Will 2024 be the year that TikTok finally wins over Western consumers with its in-stream commerce options?
Over the last few years, TikTok has been pushing to maximize its in-app sales, in order to maximize its revenue opportunities. In China, the local version of the app, called Douyin, now generates the majority of its income via in-stream sales, which is the template that TikTok is looking to adapt for other markets.
But now, it’s set to make another push on eCommerce, with Bloomberg reporting that TikTok’s aiming to “grow the size of its US e-commerce business tenfold to as much as $17.5 billion this year”.
How it aims to do so, however, isn’t so clear.
The biggest driver of in-app shopping on Douyin is live-streams, with streaming commerce becoming a major industry in China. But again, Western audiences haven’t shown the same enthusiasm for impulse buying during live broadcasts.
That could reflect an overall hesitancy to buy on TikTok (amid concerns around its Chinese ownership), or it could be that live-streaming just hasn’t caught on in the same way, but its lack of traction isn’t exactly a great indicator for TikTok’s efforts.
Still, spending on TikTok, in general, is gaining traction.

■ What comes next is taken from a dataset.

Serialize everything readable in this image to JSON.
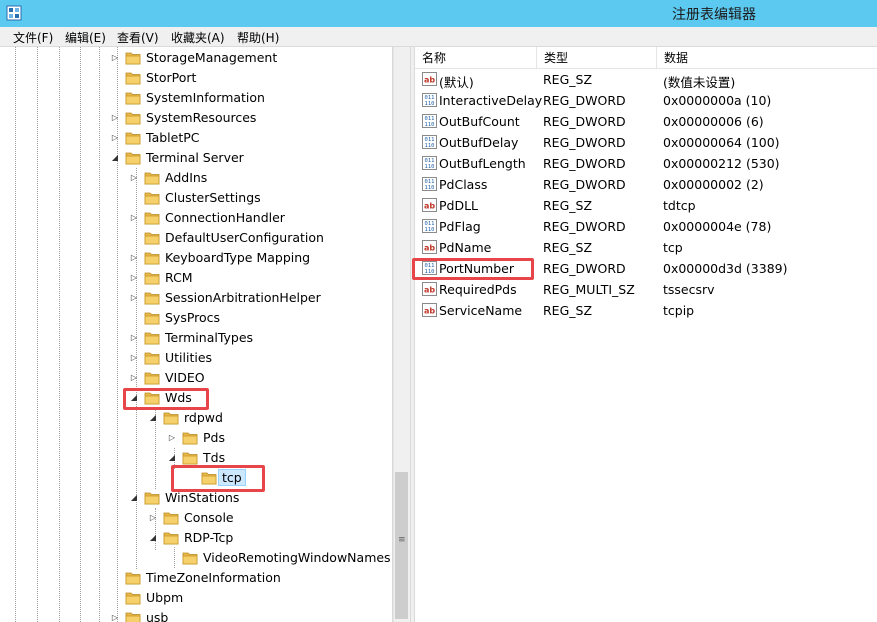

Last month, data.ai reported that TikTok users spent $3.8 billion in the app throughout 2023, up 15% year-over-year.
U.S. consumers contributed a significant amount to that, though the majority of U.S. purchases have been on TikTok Coins, which enable users to purchase virtual gifts in the app, which can then be traded for real world currency.
So while U.S. users aren’t necessarily buying products via TikTok Shop, the fact that they are willing to spend in-app is a positive sign, which TikTok clearly sees as an opportunity for expansion.
So how will TikTok look to extend its shopping behaviors?
One option could be to incorporate food delivery, which has proven to be a winner on Douyin.
Starting with smaller-scale conveniences could help TikTok boost its utility, and get even more people spending in the app, in more ways, while it’s also been working to incorporate its own versions of Temu-like products in-stream.
Chinese retailer Temu has rapidly become a major force in Western markets, by offering sometimes lower-than-cost deals to lure consumers in. And while the products themselves are not always the highest quality, the thrill of shopping, without breaking the bank, has won over many, which TikTok is now also looking to tap into to extend shopping behaviors.
Because for TikTok, this is its key pathway to revenue success.
And not only for TikTok itself (and worth noting, TikTok is also increasing its merchant fees, beginning in April), but also for creators, who TikTok needs to get paid to keep them posting.
TikTok still doesn’t have a great revenue share process, with its Creator Fund becoming increasingly problematic, and ad share processes still not a viable option.
Commerce integrations provide more direct opportunity, both for influencers as salespeople, and as spokespeople for brands, and that could become a key lifeline for keeping its top creators posting more often, if it can convince more users to make direct purchases in-stream.
There are still a lot of questions, and a lot of ‘ifs’ in TikTok’s commerce calculations. But the opportunity is there, and if TikTok can convince more youngsters, in particular, to use it as a key product discovery and shopping platform, that could significantly solidify its business.
At the same time, you can expect Amazon’s spending on Washington-based lobbyists to increase in step with TikTok’s plans. If TikTok does succeed, the calls for a ban will ramp up once again.